Guy Poppy, an ecology professor who worked with Newman, said that to be able to forage effectively honeybees need to be able to learn and recognize plants — a process their results showed could be disrupted by so-called NOx gases, par­ticularly nitrogen dioxide, found in diesel exhaust and other pollution.

For their study, the scien­tists took eight chemicals found in the odor of oil rape­seed flowers and mixed them in one experiment with clean air and in anoth­er with air containing die­sel exhaust.

Unrecognizable smell

They found that six of the eight chemicals reduced in volume when mixed with diesel fumes, and two disap­peared completely within a minute — meaning the pro­file of the chemical mix had changed. The odor mixed with clean air was unaffect­ed.

When the researchers used the same process with NOx gases — nitric oxide and nitrogen dioxide — found in diesel exhaust emissions, they saw the same results, suggesting NOx is key to how and why the odor’s profile was al­tered.

When the changed chem­ical mix was then shown to honeybees — which are known to use their sensi­tive sense of smell to forage for flowers — they could not recognize it.

Giles Budge of Britain’s Food and Environment Re­search Agency said New­ton’s study highlighted “a fresh issue to add to the many problems facing our insect pollinators.”

But he said that since the study was based in the lab­oratory, more research is needed to see if the problem is occurring in the wider environment.

Thursday, October 3, 2013

Nabbed by a European hornet in mid-air!

From last weekend's observations...

I was just out by my hives watching the girls bringing in pollen on this next to last day of September. It's sunny and warm, a late afternoon, about 85F degrees outside.

Asters, some clover and goldenrod are in bloom in my yard; otherwise there is a dearth of flowers available, as it is very dry and we've had no rain.  I see the girls are especially fond of a small purple aster near to my house's back door, and along with bumble bees and wasps and sweat bees, they are all over this stuff for the pollen.

I watch the beeline back and forth from the two healthy hives to these asters.  It's a very predictable pattern.

I soon see someone else has noticed and figured this out as well.  A European hornet, the largest North American hornet we have (see image below), is hovering in front of the first hive looking for an opportunity. With horror, I watch as it nabs one of my hardworking girls, with full pollen sacs, right out of midair as the worker is returning from the asters to the hive!

My little worker struggles and flaps violently as she tries to break loose, but the hornet has a good grip on her with its mid and forelegs.  The weight of the bee is causing the hornet trouble flying, and she pitches, rolls and yaws as she tries to fly to a stationary object where she can eat her early evening meal.  She lands with her hind legs on a nearby birdhouse.  I creep up secretly to watch; and momentarily, I consider releasing the worker! But then, I quickly remember how painful a European hornet sting has been reported to be.

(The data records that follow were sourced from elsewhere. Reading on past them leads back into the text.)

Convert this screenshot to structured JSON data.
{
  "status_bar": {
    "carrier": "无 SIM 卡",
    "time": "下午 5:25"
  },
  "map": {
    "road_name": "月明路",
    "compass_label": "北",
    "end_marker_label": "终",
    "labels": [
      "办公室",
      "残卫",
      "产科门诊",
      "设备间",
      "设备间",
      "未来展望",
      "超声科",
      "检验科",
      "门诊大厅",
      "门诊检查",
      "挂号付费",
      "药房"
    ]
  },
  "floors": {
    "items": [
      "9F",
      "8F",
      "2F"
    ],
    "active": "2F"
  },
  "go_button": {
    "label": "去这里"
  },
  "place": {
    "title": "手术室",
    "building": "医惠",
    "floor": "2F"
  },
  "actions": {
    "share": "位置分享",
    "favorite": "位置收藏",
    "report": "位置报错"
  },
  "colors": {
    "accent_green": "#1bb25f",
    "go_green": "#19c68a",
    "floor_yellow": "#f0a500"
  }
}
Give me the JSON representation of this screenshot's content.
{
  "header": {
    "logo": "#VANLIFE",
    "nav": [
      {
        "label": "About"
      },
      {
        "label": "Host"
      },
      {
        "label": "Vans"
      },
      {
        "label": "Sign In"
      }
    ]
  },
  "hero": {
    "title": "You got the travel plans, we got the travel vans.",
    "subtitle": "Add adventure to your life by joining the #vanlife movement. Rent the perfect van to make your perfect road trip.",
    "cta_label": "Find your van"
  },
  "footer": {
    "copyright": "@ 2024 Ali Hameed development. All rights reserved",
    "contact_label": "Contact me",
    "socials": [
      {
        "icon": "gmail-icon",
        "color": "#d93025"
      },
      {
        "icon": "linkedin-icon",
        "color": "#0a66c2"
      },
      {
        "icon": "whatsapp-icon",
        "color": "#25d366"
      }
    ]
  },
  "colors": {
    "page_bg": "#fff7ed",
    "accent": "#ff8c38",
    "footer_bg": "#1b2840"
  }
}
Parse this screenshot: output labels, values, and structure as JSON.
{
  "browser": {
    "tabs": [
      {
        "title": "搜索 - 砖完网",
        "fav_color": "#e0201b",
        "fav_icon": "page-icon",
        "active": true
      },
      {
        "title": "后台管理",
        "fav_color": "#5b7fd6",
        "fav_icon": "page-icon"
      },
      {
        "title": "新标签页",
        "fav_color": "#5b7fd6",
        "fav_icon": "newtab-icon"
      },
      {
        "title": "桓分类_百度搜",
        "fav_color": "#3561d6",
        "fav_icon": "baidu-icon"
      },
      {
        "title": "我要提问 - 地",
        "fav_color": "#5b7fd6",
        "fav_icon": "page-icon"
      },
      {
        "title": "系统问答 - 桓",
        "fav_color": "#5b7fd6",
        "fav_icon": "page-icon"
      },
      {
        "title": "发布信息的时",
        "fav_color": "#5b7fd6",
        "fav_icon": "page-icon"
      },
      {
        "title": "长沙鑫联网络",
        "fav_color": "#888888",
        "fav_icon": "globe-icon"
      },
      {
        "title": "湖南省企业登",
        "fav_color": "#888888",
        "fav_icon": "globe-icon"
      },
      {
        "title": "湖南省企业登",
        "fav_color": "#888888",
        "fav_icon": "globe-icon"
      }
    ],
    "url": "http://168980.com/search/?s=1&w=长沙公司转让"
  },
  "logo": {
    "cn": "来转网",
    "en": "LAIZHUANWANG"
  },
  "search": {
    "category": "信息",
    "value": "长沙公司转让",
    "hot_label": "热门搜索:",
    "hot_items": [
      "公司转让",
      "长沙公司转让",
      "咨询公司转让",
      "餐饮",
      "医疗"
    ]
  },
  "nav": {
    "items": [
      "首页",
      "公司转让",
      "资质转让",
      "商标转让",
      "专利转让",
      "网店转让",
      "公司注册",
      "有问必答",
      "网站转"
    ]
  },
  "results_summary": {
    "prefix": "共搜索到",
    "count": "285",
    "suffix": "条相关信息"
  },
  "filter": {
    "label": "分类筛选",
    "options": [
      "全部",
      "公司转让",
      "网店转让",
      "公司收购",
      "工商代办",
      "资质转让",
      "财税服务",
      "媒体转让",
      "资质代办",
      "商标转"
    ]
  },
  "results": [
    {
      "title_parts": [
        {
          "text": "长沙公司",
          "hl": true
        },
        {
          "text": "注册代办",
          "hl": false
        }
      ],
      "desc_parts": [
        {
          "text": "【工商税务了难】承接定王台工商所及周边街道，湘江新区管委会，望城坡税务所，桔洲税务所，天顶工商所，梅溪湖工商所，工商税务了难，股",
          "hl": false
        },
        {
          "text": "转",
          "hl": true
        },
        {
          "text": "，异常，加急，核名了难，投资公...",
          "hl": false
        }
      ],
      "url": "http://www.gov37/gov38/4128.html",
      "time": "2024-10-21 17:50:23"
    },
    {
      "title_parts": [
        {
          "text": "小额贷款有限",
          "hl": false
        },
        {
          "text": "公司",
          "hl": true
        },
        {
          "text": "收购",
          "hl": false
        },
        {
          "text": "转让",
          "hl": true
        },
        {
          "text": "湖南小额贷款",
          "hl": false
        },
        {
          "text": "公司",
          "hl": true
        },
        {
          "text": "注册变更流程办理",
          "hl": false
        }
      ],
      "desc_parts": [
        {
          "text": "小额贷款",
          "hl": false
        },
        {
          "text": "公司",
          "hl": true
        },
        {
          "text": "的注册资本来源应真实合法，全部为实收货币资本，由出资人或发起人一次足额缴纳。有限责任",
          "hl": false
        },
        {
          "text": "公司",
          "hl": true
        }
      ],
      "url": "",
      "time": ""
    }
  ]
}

The hornet starts on my worker's head and thorax.  Even headless, my little worker is still flailing her wings and legs.  Oh, this is horrible! I can't watch; and yet,  I wish I had my camera with me to document this. The hornet has large muscular mandibles and picks away at her flesh; little bit by little bit.  Then, it tires of the birdhouse perch and decides to fly with only my worker's abdomen remaining; it goes up to a higher roost in the silver maple tree.  I lose sight of them in the dappled sunlit leaves.

Wow!  I don't know where this European hornet's nest is located, and I see no other hornets currently, but I hope they don't all decide to come over to my hives and feast!  Of course, the worker hornet no doubt has already communicated (with pheromones) its find; and that information has been passed along now, and it may soon be happening.  Fortunately, it will soon be nightfall.  Then, I remember an obscure fact from Entomology 101 class. European hornets are the only hornets that can fly at night...but, usually to porch lights, and there are thankfully no lights near my hives!

Photo image from wikipedia, European hornet
File:Vespa crabro-dorsal.jpeg